It’s C day. The first day of mums chemotherapy and as we walked through the ‘Cancer Treatment’ door my heart started pounding. Goodness me, but I never thought I would be walking my mum into hospital to have chemo. I keep reminding myself that she is cancer free, praise God, and this is just a preventative, or an insurance policy, as the therapists keep calling it. The last week has been intense leading up to today with mum freaking out and being anxious, which is understandable. As for me, I’ve on a couple of occasions this last week felt like someone had placed a 100kg dumbbell on my chest; I just couldn’t breathe properly for the life of me and at one point questioned if I was having a heart attack. And while I know I have occasional moments of ‘dramatic’, I legitimately thought I was having a heart attack at one point. To be on the safe side I’ve (grudgingly) cut back on coffee.
But sitting in the chemo ward watching my mum and numerous others get treatment and my heart is just hurting. That’s the only way I can explain it: my heart hurts. I’m here with mum but some are here alone, some with a buddy, some sleeping and some doing work. All have the same look and countenance but are trying their hardest to smile and be “okay”. Mum is overwhelmed with all the info they are giving her but she’s being a trooper and I’m madly taking notes every time the nurse so much as opens her mouth. They have given us a pack with information however I will say I’m impressed with their folder colour choice: purple. And yes, I’m a little obsessed with the colour and a folder colour is pretty unimportant in the grand scheme of things, but it made both mum and I smile. (My purple obsession comes from mamma dearest).
It’s fascinating what you notice when you’re trying not to watch the nurse find a vein to inject; the dead tree oustide the window. The tissues that have been tossed near the tree. The navy socks with pink hearts the nurse is wearing under her blue scrubs. My eyes are on everything but the needle and where it’s going. But I best get used to it because this is our life for the next 6 months. We’re leaving the hospital with bags of medicine, needles, thermometers, it’s like Christmas has come early. ..except these are the toys that you generally chuck a tantrum over and throw out of the crib.

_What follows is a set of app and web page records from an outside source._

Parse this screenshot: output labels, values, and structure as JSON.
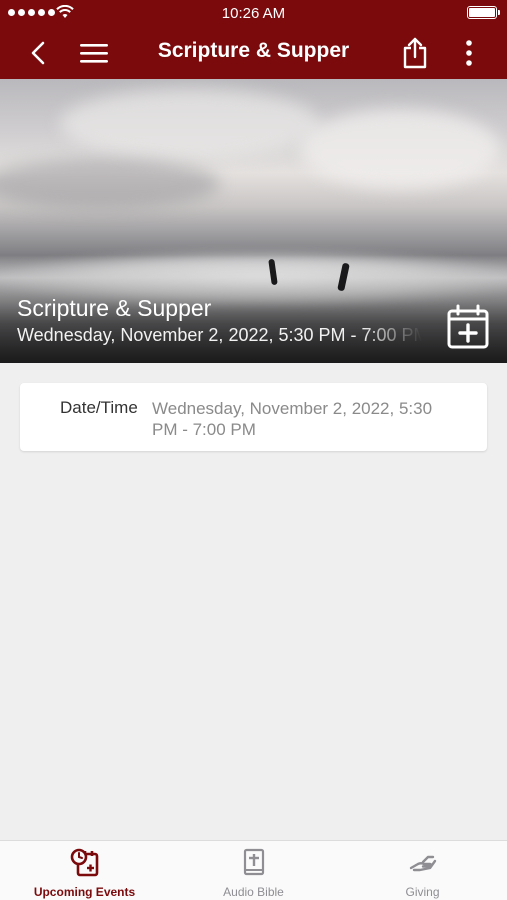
{
  "status_bar": {
    "time": "10:26 AM"
  },
  "nav": {
    "title": "Scripture & Supper"
  },
  "hero": {
    "title": "Scripture & Supper",
    "subtitle": "Wednesday, November 2, 2022, 5:30 PM - 7:00 PM"
  },
  "details": {
    "label": "Date/Time",
    "value": "Wednesday, November 2, 2022, 5:30 PM - 7:00 PM"
  },
  "tabs": [
    {
      "label": "Upcoming Events",
      "icon": "calendar-clock-icon",
      "active": true
    },
    {
      "label": "Audio Bible",
      "icon": "bible-icon",
      "active": false
    },
    {
      "label": "Giving",
      "icon": "giving-hand-icon",
      "active": false
    }
  ],
  "colors": {
    "brand": "#7a0a0c",
    "tab_inactive": "#8e8e93",
    "background": "#efefef"
  }
}
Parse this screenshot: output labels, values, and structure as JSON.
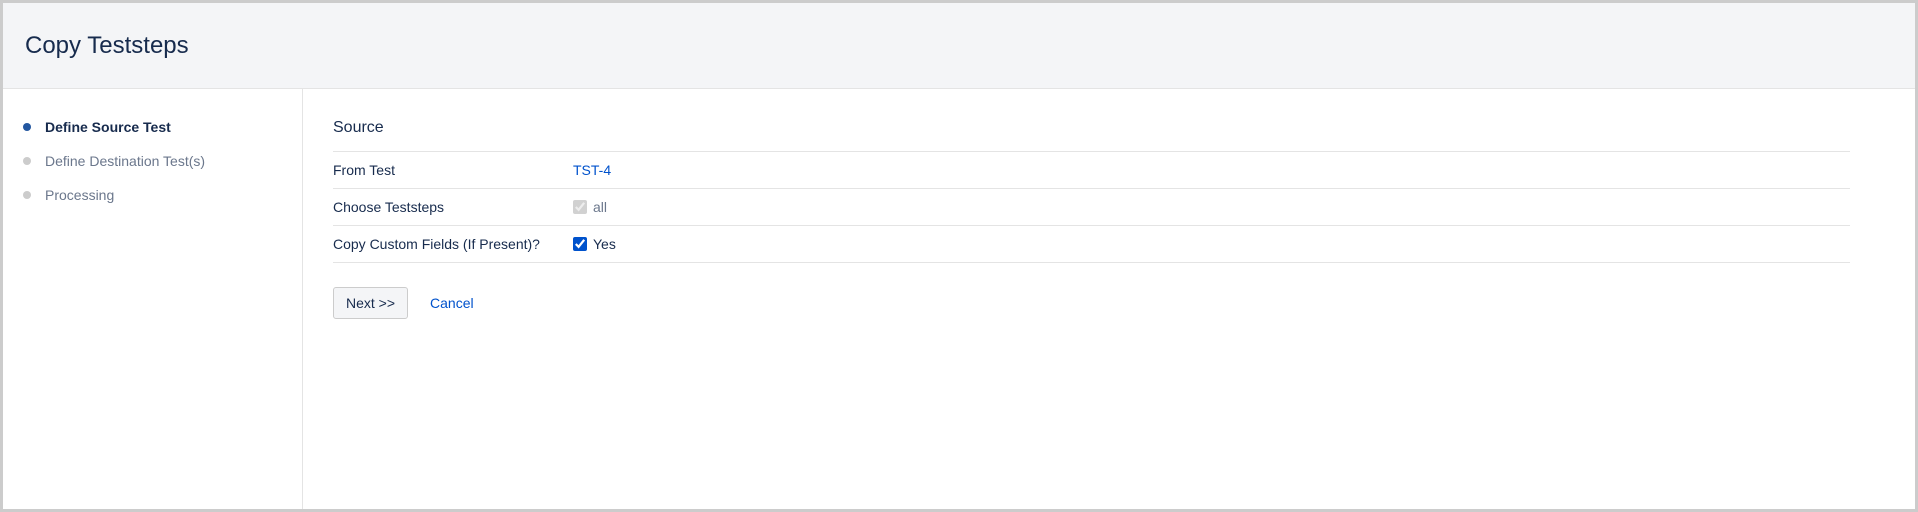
{
  "header": {
    "title": "Copy Teststeps"
  },
  "sidebar": {
    "steps": [
      {
        "label": "Define Source Test"
      },
      {
        "label": "Define Destination Test(s)"
      },
      {
        "label": "Processing"
      }
    ]
  },
  "main": {
    "section_title": "Source",
    "rows": {
      "from_test": {
        "label": "From Test",
        "value": "TST-4"
      },
      "choose_teststeps": {
        "label": "Choose Teststeps",
        "option": "all"
      },
      "copy_custom_fields": {
        "label": "Copy Custom Fields (If Present)?",
        "option": "Yes"
      }
    },
    "actions": {
      "next": "Next >>",
      "cancel": "Cancel"
    }
  }
}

But anyway, this is all my heart and mind are able to process today. Everything else running through my head is too scattered, sarcastic or confusing to put into words, so will save it until next time.